Father and daughter baking courtesy photo 1

The process of mixing the ingredients, the rhythm of kneading the dough, the aroma that fills the house — they’re all part of why Kevin Shinn loves to bake bread. 

Culinary arts have always been important to the Shinn family. From the fall of 2007 to December of 2017, Kevin and his late wife Karen Shinn, who died from ovarian cancer in November, operated Bread & Cup, a restaurant in downtown Lincoln. 

Claire Shinn, Kevin’s 25-year-old daughter who works with Reformed University Fellowship, a campus ministry at Oklahoma State University, recalled childhood memories of cooking with her older brother. 

“That was something that I remember from growing up — always being able to make pizza together,” she said. “I think [baking] is a way for families to have something new together and a memory to make.” 

Kevin said cooking and baking with his family is one of the ways he made the day count as a dad.

“Even something as simple as making bread will count for something,” he said. “It’s not just a project or a waste of time. Somehow it affects somebody for good and has a positive ripple effect.” 

Because of the coronavirus pandemic, Claire is now home in Lincoln with her dad. The two have an opportunity to create new memories together. This time, instead of making only family memories, they’re reaching out to people through a bread-making video series on Claire’s Facebook profile. As Kevin teaches, Claire records and edits the videos. They both take part in answering questions from the series’ followers. 

“We had a lot more interest than we anticipated — a lot of out-of-state interest, too, like people who couldn’t get the starter,” she said. “Then we had to go back to square one and teach people how to make the starter, and so it just kind of got rolling from there.” 

Father and daughter baking courtesy photo 2

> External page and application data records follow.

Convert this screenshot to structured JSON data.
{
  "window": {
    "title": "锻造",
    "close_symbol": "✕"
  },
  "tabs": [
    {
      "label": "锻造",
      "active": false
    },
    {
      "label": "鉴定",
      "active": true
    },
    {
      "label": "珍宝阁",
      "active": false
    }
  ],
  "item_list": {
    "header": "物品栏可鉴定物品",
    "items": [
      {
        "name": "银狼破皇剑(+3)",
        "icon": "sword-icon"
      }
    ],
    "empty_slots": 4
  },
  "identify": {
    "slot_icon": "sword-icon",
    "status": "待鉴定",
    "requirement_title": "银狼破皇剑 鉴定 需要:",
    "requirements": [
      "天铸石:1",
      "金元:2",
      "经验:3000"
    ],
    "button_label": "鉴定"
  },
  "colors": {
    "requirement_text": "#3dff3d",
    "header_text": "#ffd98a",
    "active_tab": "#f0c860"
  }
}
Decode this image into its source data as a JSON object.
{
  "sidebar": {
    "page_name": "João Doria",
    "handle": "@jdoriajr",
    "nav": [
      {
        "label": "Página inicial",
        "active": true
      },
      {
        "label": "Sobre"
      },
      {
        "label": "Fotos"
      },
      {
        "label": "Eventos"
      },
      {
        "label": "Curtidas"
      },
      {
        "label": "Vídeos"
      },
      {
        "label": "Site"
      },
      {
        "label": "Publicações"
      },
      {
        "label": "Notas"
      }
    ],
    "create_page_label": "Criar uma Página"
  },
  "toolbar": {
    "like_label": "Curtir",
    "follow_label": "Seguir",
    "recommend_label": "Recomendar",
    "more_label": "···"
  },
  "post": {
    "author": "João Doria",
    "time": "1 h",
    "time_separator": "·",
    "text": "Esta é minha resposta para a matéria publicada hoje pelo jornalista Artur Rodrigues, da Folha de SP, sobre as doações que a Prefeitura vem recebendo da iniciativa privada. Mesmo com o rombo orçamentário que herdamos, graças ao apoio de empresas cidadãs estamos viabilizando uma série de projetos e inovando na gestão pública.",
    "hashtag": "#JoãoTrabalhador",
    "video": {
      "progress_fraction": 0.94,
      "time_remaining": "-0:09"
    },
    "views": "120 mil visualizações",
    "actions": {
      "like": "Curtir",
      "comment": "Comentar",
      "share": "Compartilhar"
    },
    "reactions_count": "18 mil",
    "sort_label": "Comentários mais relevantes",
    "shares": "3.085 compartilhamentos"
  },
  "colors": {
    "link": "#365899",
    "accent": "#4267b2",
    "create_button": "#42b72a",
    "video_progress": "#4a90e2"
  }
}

Because Kevin’s dough is the result of a more complex recipe, he said he wanted to ensure non-bakers could easily follow his recipes in the videos. He set out dough starters for sourdough in plastic containers on his front porch for viewers to pick up. The sticker on the lid of each starter features a note encouraging the user to continue the tradition of bread-making. Just as bread-making is a tradition for the Shinn family, Kevin said the practice is a good way to create new memories for other families as well. 

So far, the Shinn family has given away 25 starter kits. Through the series, Kevin and Claire have made a simple loaf, pizza crust, English muffins and popovers. 

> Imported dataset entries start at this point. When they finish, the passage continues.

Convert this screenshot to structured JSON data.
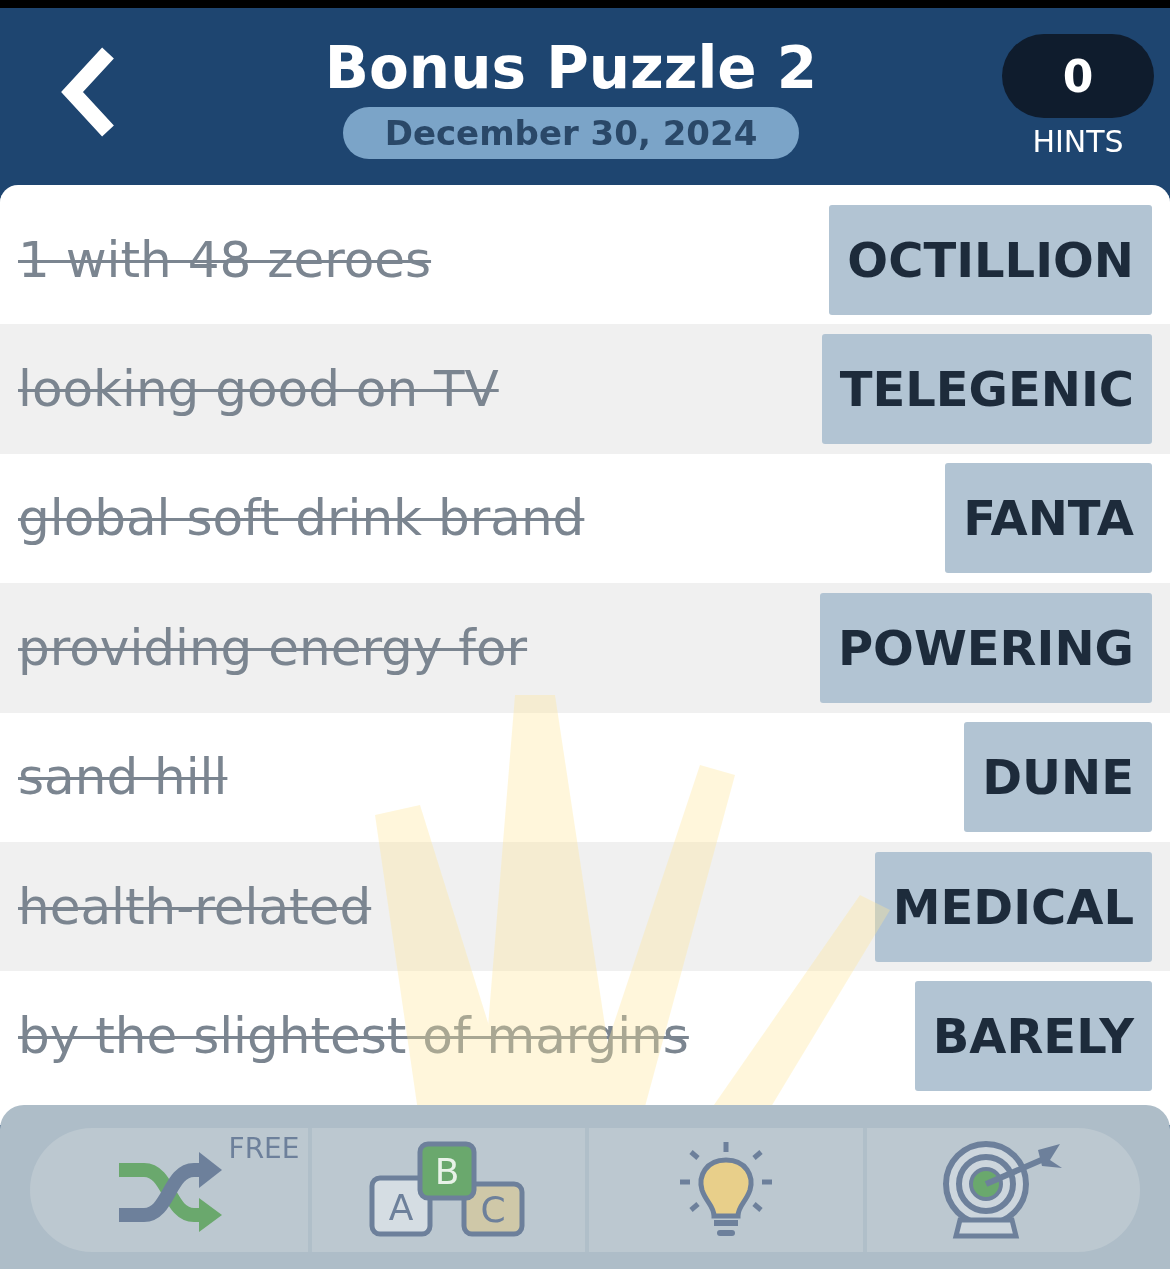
{
  "header": {
    "title": "Bonus Puzzle 2",
    "date": "December 30, 2024",
    "hints": {
      "count": "0",
      "label": "HINTS"
    }
  },
  "clues": [
    {
      "clue": "1 with 48 zeroes",
      "answer": "OCTILLION",
      "solved": true
    },
    {
      "clue": "looking good on TV",
      "answer": "TELEGENIC",
      "solved": true
    },
    {
      "clue": "global soft drink brand",
      "answer": "FANTA",
      "solved": true
    },
    {
      "clue": "providing energy for",
      "answer": "POWERING",
      "solved": true
    },
    {
      "clue": "sand hill",
      "answer": "DUNE",
      "solved": true
    },
    {
      "clue": "health-related",
      "answer": "MEDICAL",
      "solved": true
    },
    {
      "clue": "by the slightest of margins",
      "answer": "BARELY",
      "solved": true
    }
  ],
  "toolbar": [
    {
      "kind": "shuffle",
      "badge": "FREE"
    },
    {
      "kind": "letters",
      "letters": [
        "A",
        "B",
        "C"
      ]
    },
    {
      "kind": "hint"
    },
    {
      "kind": "target"
    }
  ]
}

According to Kevin, the most satisfying step in the teaching process is seeing the students start to understand the process.

“What I always want to accomplish in my teaching is for the lights to come on for people [and] to realize it’s not that complicated,” he said. “It’s not that difficult at all; it’s just getting into the mindset of what it is we’re doing.” 

He argued against an article headline he saw recently that said the pandemic brings out the worst in people and said isolation could do the opposite. He wants to inspire hope in everyone who works with his sourdough starter or watches the videos on Facebook, despite the circumstances.  

“You can complain and gripe and do whatever you want,” he said. “But we’re going to stand on the side of good, encouragement and hope and let that speak for itself.”